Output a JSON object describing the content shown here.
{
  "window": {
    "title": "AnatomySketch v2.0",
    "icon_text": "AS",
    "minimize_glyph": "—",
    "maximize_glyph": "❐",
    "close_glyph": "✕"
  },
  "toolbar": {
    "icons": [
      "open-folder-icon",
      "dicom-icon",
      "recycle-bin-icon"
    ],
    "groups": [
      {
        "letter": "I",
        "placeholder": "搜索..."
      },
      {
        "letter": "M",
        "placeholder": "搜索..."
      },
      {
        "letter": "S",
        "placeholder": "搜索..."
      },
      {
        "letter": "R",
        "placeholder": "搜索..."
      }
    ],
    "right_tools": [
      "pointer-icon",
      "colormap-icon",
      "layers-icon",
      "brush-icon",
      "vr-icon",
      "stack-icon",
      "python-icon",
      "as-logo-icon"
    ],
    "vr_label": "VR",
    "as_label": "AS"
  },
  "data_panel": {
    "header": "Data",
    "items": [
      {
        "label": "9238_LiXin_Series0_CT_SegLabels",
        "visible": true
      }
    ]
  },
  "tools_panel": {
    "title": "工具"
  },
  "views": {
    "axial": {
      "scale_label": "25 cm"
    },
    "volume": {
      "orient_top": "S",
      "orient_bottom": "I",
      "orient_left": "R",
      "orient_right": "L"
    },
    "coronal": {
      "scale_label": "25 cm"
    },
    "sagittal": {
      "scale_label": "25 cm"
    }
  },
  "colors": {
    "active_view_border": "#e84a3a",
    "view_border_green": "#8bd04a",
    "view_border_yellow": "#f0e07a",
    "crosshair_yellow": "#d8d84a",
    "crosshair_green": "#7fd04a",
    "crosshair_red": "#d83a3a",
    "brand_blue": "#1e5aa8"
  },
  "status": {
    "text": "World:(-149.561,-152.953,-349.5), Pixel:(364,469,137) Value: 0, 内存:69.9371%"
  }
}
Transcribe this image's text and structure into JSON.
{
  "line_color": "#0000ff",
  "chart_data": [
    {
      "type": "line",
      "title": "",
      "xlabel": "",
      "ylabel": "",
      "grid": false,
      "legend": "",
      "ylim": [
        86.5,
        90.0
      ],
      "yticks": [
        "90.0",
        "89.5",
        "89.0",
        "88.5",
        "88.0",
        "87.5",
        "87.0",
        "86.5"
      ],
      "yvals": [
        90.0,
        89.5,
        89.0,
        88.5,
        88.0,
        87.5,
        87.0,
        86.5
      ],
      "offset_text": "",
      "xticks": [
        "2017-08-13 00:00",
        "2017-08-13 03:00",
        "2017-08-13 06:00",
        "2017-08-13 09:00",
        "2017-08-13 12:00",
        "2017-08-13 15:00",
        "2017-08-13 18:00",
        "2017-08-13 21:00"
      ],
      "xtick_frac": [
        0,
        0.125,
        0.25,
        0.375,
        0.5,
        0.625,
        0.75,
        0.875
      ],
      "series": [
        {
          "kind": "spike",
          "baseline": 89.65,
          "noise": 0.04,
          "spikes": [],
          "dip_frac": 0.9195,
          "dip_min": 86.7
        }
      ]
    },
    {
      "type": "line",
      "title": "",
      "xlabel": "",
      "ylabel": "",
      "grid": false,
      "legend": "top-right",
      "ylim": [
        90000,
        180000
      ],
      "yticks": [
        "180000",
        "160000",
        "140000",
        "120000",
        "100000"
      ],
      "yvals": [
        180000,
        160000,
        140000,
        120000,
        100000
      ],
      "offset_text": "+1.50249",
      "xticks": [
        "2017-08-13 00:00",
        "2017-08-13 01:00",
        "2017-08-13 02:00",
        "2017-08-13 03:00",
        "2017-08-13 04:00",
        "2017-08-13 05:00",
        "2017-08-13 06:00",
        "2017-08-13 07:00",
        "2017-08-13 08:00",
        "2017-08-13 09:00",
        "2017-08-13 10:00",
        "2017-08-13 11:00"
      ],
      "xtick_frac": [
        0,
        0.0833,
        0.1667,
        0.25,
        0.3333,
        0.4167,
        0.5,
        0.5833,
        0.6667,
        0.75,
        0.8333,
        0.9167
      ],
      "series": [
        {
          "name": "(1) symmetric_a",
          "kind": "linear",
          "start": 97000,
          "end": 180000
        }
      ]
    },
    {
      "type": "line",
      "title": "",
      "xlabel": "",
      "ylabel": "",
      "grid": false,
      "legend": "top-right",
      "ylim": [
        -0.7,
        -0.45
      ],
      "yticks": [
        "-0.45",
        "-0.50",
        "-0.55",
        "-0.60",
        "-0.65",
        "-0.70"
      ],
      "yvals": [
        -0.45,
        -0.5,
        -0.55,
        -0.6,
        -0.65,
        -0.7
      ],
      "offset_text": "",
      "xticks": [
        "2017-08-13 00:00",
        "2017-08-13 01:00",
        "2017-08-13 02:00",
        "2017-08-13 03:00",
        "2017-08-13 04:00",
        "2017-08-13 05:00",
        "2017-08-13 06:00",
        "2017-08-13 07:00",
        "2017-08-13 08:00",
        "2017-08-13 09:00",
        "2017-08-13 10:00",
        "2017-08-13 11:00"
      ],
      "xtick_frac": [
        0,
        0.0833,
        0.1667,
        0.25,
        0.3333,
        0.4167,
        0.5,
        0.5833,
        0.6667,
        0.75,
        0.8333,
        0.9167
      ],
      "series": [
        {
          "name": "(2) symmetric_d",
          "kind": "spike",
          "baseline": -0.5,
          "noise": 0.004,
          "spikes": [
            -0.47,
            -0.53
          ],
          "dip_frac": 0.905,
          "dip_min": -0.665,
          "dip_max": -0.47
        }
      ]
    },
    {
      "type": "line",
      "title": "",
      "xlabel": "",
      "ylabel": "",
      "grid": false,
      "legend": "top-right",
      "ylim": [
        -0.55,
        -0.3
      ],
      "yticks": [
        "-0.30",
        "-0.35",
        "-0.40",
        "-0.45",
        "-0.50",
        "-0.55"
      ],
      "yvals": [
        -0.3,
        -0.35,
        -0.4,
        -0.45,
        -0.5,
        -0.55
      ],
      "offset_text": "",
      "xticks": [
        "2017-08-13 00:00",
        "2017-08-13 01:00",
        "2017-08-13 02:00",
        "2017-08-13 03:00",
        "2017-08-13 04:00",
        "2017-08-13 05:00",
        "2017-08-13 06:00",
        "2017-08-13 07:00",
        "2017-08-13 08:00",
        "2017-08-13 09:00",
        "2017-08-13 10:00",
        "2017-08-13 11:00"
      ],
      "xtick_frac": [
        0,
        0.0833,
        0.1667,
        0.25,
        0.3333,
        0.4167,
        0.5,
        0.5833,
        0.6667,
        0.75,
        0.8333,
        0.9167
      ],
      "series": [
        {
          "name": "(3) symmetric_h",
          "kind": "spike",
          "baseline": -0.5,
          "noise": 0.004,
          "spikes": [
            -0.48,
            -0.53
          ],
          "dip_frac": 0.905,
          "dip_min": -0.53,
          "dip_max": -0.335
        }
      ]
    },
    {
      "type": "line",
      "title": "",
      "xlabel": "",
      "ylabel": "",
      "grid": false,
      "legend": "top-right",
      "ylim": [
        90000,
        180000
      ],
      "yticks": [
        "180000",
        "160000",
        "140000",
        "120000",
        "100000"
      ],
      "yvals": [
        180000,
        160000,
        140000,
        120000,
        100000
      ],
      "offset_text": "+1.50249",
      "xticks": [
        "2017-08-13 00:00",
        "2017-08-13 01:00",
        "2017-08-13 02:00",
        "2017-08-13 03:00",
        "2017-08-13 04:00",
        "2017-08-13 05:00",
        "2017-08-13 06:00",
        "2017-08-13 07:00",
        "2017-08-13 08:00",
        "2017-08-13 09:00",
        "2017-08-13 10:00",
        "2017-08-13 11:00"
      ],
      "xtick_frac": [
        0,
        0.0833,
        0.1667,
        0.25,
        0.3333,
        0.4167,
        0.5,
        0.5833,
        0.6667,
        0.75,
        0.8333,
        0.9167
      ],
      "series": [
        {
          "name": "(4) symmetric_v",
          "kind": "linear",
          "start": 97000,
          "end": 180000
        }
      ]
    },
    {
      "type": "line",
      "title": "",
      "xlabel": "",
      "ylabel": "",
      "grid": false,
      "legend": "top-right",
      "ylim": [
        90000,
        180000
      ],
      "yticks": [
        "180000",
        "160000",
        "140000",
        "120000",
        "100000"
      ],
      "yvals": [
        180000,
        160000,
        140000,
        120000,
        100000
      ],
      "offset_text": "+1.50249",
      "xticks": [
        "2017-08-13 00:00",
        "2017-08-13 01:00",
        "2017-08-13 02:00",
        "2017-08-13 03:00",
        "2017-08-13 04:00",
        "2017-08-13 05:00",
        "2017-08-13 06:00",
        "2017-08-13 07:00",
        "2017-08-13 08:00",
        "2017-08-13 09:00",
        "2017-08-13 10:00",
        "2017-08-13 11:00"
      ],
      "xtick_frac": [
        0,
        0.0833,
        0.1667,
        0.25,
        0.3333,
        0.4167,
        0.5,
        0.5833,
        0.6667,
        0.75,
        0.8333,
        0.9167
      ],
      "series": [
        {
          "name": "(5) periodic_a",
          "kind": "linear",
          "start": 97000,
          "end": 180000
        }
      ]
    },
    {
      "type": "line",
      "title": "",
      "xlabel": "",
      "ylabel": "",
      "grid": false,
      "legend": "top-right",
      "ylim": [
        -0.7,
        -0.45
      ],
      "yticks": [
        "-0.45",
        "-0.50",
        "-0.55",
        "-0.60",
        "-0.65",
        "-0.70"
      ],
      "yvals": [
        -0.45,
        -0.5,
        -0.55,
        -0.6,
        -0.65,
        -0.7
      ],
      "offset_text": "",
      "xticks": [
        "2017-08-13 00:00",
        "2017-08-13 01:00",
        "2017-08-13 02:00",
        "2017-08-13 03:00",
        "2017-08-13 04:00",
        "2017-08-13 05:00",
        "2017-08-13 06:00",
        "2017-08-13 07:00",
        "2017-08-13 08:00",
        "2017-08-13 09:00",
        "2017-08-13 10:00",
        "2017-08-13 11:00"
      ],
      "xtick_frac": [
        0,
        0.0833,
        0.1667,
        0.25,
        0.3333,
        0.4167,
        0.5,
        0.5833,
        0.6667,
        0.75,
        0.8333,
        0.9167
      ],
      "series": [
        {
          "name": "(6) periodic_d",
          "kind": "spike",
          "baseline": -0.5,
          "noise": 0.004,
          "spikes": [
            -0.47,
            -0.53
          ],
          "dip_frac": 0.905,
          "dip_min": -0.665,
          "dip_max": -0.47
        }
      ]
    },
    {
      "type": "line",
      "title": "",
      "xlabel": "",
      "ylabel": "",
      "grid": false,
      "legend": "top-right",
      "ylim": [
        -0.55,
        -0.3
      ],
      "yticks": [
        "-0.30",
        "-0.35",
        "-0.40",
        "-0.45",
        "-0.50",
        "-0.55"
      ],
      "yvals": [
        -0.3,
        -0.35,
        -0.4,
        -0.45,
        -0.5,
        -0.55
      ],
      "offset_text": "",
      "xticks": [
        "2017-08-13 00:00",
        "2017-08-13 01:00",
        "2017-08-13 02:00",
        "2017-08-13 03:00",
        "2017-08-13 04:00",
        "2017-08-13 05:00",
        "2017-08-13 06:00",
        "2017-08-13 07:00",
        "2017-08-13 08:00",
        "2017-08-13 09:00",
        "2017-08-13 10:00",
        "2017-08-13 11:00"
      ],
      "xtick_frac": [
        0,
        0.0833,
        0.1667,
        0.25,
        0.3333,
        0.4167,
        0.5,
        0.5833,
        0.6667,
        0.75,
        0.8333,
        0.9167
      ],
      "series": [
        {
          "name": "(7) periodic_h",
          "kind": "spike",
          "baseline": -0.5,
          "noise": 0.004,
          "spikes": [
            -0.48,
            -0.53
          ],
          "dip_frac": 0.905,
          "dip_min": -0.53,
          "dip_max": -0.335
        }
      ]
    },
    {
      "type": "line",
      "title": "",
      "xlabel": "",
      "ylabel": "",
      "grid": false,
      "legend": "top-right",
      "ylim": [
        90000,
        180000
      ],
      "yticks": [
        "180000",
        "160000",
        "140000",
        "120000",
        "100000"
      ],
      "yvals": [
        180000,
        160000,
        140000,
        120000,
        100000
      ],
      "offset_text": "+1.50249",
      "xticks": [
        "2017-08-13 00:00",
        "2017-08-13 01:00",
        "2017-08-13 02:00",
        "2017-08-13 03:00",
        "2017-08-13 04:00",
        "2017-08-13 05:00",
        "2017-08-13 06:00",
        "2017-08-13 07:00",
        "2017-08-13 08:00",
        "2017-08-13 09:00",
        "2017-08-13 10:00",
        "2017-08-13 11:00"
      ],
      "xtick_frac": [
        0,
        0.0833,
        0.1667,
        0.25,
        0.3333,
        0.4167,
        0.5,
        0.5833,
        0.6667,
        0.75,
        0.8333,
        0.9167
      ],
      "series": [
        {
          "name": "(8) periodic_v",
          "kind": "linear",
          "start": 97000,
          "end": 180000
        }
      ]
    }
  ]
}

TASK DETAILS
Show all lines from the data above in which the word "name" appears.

EXERCISE ANSWER
          "name": "(1) symmetric_a",
          "name": "(2) symmetric_d",
          "name": "(3) symmetric_h",
          "name": "(4) symmetric_v",
          "name": "(5) periodic_a",
          "name": "(6) periodic_d",
          "name": "(7) periodic_h",
          "name": "(8) periodic_v",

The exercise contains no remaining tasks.